That’s why logging what stimulates your GERD symptoms are critical to getting ahead of your disease, and avoiding factors that are triggering your discomfort. With that in mind, the guide below should help you pinpoint your triggers: 

What are the Common Causes of Heartburn?

The first step to identifying your trigger points is first to have an overview of the common causes of heartburn. 

1. Potential Trigger Foods 

  • Chocolate
  • Spicy foods 
  • High-fat foods
  • Fried foods
  • Citrus fruits
  • Tomatoes and tomato-based products 
  • Onions
  • Garlic
  • Peppermint 

2. Potential Trigger Beverages 

  • Carbonated drinks
  • Caffeinated drinks 
  • Citrus and tomato juices
  • Coffee
  • Alcohol

The foods and beverages mentioned above have higher chances of jump-starting the production of your stomach acid, which could amplify the symptoms of GERD. Most often experience lower chest burning and pain as the muscle between the esophagus and stomach relaxes. 

Keep in mind that you don’t necessarily have to opt for the foods and drinks above out of your diet. It’s not the food that causes the GERD symptoms, but rather the amount you eat. In that regard, eating smaller portions as opposed to having two to three big meals a day can help alleviate your symptoms. 

3. Potential Trigger Activities 

Other than eating certain foods or drinking specific beverages, some activities can also stimulate the production of acids in your stomach. The following actions can aggravate your symptoms: 

  • Eating late at night
  • Lying down an hour after eating a full meal 
  • Lying on your right side, which can place the stomach higher than your esophagus. This prompts the acid to spit back up into the esophagus, causing a burning sensation. 
  • Wearing tight clothing
  • Smoking 

With that in mind, you can relieve the symptoms by taking a walk after meals to ensure all contents go down properly. Try to avoid eating heavy meals at least two hours before you hit the hay, and once it’s time for bedtime, it’s better to elevate your head as you sleep. 

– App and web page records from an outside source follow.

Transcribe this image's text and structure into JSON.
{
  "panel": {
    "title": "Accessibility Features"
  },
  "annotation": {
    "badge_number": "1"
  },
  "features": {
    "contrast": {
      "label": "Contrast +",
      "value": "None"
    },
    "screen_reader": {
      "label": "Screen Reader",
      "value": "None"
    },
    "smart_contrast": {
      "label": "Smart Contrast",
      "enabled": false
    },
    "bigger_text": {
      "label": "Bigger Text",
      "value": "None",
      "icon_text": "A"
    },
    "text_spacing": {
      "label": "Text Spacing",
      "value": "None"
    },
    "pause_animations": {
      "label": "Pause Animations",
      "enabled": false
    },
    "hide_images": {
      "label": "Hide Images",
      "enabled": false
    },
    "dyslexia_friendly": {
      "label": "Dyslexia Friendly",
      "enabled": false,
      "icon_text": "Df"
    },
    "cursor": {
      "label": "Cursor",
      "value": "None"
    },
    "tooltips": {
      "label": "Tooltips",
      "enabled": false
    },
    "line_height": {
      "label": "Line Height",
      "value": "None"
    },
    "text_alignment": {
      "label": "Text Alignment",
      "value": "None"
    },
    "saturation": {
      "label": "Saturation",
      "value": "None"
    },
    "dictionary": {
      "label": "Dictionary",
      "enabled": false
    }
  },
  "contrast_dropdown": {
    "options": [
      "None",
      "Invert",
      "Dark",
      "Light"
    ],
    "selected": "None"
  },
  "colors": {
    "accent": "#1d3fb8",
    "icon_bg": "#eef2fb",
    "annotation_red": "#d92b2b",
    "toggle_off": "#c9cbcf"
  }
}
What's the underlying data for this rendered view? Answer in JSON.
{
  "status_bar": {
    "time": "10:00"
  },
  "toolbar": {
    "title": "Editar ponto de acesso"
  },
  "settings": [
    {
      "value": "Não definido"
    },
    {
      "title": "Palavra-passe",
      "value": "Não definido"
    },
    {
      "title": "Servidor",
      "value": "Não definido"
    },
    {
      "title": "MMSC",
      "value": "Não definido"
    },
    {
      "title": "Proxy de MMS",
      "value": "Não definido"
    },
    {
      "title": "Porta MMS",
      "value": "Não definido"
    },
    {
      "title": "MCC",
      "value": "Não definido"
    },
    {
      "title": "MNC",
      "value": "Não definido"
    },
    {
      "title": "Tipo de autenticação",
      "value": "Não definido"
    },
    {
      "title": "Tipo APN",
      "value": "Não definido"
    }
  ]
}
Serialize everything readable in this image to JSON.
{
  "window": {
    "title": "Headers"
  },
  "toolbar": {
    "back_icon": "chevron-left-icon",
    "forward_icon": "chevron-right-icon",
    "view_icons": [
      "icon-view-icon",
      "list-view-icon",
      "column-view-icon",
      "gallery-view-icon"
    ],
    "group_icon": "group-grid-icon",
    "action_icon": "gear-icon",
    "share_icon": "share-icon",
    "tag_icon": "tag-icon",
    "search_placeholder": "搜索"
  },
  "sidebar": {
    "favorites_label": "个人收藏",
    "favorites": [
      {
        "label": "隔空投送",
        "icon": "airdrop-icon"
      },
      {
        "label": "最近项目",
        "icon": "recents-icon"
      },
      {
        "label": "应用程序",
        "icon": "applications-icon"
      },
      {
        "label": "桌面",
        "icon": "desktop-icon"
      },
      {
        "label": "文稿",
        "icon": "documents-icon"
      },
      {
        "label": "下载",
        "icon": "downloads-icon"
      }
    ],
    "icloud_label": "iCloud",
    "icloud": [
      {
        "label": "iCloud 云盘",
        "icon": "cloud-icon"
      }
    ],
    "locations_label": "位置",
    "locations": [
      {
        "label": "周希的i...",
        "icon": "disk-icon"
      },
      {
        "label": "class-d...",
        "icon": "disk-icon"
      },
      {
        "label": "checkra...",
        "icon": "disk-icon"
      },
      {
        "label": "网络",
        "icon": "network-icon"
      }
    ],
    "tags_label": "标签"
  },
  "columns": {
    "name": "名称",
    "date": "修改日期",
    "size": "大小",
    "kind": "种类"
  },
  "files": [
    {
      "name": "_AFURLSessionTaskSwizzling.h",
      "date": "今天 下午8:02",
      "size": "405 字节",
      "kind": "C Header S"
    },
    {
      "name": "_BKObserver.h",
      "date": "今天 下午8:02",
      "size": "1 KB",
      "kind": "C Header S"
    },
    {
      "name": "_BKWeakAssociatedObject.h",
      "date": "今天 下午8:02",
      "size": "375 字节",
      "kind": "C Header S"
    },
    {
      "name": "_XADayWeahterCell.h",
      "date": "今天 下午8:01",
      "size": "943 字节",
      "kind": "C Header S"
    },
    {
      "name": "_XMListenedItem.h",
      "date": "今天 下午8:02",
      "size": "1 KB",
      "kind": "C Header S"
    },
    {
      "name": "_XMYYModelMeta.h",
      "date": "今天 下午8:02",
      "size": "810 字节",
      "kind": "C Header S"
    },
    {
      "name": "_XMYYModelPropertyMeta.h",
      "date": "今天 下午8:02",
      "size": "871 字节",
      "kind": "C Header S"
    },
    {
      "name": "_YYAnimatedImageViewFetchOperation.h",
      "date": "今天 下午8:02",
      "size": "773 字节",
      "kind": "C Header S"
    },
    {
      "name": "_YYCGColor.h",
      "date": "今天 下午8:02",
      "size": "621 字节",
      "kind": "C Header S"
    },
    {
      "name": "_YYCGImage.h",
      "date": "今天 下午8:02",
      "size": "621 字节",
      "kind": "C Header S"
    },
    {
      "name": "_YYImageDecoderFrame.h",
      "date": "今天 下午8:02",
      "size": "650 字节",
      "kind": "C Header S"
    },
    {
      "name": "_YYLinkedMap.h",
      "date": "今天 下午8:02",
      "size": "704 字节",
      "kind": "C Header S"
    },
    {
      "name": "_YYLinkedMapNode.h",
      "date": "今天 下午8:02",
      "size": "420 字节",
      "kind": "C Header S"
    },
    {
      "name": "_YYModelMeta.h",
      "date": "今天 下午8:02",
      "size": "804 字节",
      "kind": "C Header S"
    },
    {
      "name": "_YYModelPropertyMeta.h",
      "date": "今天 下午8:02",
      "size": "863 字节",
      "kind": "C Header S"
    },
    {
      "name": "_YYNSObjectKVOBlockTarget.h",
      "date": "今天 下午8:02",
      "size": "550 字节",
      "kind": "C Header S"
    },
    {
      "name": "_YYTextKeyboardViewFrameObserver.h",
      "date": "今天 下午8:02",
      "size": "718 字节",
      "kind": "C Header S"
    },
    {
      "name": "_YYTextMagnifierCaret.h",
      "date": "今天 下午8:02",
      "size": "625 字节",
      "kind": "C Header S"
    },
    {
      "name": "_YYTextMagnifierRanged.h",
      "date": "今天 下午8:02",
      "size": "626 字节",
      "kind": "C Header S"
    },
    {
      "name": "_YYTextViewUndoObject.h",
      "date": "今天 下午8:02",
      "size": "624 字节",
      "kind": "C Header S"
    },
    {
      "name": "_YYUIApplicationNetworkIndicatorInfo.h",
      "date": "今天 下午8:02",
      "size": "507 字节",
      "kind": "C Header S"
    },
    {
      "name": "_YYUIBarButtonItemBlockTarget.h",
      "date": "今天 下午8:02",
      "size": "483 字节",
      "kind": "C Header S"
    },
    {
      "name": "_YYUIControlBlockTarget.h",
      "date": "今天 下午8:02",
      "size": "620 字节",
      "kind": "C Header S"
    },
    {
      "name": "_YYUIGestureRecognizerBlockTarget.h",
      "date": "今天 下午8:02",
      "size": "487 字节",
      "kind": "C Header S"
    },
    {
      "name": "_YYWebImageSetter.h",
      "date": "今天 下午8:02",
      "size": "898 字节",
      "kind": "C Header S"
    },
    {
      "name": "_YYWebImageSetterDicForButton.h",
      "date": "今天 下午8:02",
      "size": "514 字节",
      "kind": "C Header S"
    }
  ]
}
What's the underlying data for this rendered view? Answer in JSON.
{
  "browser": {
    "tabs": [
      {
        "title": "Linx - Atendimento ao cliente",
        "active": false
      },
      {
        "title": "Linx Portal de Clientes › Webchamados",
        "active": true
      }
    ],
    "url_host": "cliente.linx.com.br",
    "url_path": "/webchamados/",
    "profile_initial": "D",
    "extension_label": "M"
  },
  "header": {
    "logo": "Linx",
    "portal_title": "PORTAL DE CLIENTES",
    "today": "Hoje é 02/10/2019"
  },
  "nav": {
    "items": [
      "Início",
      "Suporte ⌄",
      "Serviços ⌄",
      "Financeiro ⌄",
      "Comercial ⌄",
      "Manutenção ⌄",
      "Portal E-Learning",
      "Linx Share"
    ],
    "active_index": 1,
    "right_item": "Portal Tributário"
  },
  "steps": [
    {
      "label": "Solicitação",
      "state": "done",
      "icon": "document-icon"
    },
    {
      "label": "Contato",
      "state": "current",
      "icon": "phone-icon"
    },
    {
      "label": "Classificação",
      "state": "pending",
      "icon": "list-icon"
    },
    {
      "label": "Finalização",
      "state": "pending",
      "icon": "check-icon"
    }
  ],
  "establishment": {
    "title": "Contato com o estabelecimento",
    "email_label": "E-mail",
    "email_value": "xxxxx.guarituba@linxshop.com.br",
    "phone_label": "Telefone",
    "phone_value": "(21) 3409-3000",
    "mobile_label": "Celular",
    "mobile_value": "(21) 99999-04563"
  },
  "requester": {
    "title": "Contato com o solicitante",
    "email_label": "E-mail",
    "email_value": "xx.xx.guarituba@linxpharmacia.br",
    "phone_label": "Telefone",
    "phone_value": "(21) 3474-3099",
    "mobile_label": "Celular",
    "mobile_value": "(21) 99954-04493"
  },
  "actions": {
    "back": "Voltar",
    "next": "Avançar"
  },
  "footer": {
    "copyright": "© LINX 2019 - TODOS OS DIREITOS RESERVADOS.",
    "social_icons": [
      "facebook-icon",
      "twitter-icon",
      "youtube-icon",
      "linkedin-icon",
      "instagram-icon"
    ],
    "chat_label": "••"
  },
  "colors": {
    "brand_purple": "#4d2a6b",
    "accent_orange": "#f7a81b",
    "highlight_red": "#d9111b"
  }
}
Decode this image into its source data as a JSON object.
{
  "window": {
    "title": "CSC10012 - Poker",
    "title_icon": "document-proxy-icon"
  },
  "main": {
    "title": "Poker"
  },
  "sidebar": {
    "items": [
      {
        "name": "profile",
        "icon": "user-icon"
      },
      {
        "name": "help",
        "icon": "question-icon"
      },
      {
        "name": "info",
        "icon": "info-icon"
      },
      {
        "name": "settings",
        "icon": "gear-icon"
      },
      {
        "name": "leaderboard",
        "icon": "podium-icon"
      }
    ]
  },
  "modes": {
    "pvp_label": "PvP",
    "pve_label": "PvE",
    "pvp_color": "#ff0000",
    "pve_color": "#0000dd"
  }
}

Logging Your Trigger Points to Avoid Heartburn 

Having GERD can be challenging, but it doesn’t have to hit you unexpectedly. Keeping a food diary can help you log down, which common trigger points affect your GERD symptoms, allowing you to pin down precisely what’s causing your reflux. 

Knowing your trigger points can help you control and even avoid situations that could trigger your heartburn, making it possible to lead your days without experiencing the all-too-familiar burning sensation. 

Over-the-counter medication can soothe mild symptoms of heartburn, but if you’re experiencing persistent pain in your chest, be sure to check with your doctor. 

If you’re looking for more health tips and news about heartburn and GERD treatments, check out the Heartburn No More website for some insightful tips.